BusinessWeek magazine ran an article by Reena Jana about how technology for the disabled is being marketed more as mainstream innovations. Apple is one of the leaders in this space, and its products for people with disabilities are discussed at length, including its new iPhone voice control option and the not-so-new VoiceOver product, which is an essential read-out-loud “screen reader” for the blind and others who cannot physically control a computer or device. These innovations are now enhancing Apple’s iPod and iPhones, and giving it a competitive leg-up over other music players and smartphones. Two examples: motorists and exercisers love the hands-free options.
“While VoiceOver helped broaden Apple’s reach to the blind, it also became a mini-engine for innovation within the company. ‘When we created the VoiceOver idea and concept for the Mac, we also realized we could take advantage of it by mainstreaming it,’ says Greg Joswiak, Apple’s vice-president for iPod and iPhone marketing.”
Since BusinessWeek tends to cover mostly Fortune 500 companies or rags-to-riches start-ups, there’s no mention of the dozens of other companies that are doing great things to make tech more mainstream for the disability community. One company, Serotek, which is run by its blind founder, Mike Calvo, makes a portable screen reader that can be accessed from any computer, anywhere in the world. Serotek also makes a program called Accessible Events that gives deaf and blind persons equal access to webinars and other Internet-based presentations.
BusinessWeek also gives a shout-out to Nuance Communications, which invented the engine used in Dragon Naturally Speaking, the voice recognition program used widely by people who cannot type. Nuance’s speech engine also powers Amazon’s Kindle — though a larger issue at hand is whether publishers — citing copyright laws — will continue to let people with print disabilities use the voice option without having to pay extra.

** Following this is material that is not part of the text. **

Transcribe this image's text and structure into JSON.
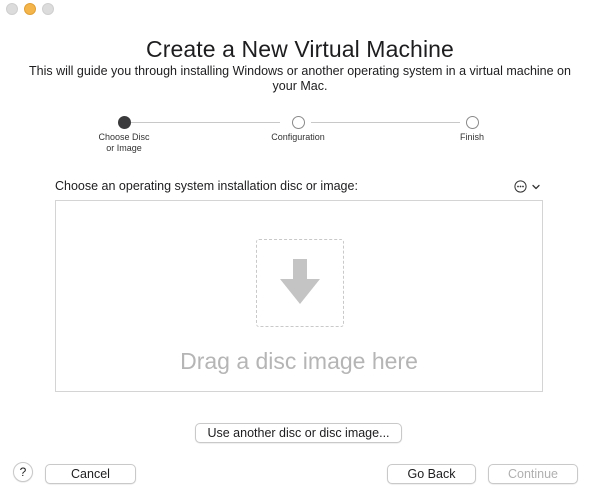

While the article briefly mentions Google’s attempt to caption YouTube videos — this technology isn’t really mainstream nor hugely beneficial to the deaf. The real problem is that captions for web TV and videos are still “optional” and not required by the FCC. A bill in Congress aims to bring captions to Internet-based TV programs, movies and videos for the deaf, as well as provide narrative descriptions for the blind. (Another related technology being tried out is Radio Captioning, which National Public Radio Labs demonstrated on the night of the 2008 presidential election.)
The last mention is toy maker Mattel, who is introducing a mind-controlled game. A player dons a hat with sensors and use their brain to control objects on a screen. This is indeed cool; I wish the article had also mentioned how critical this development could be for people with autism or ADD. Also, in the future mind control software can be used for many more electronic gadgets — think computers and wheelchairs!
Finally I’d like to give a nod to IBM, which is doing great things to make smart homes and smart cities. In Salerno, Italy, for example, IBM technology is enabling the blind to navigate streets, ‘read’ signage and access public resources. I don’t know about you, but I think even sighted folks — tourists — who aren’t familiar with small towns in Italy could find this useful.
Oh, an interesting slideshow accompanies the article. More than half of these products are listed and reviewed in my upcoming book, The Illustrated Guide to Assistive Technology. And the glide cycle is way cool.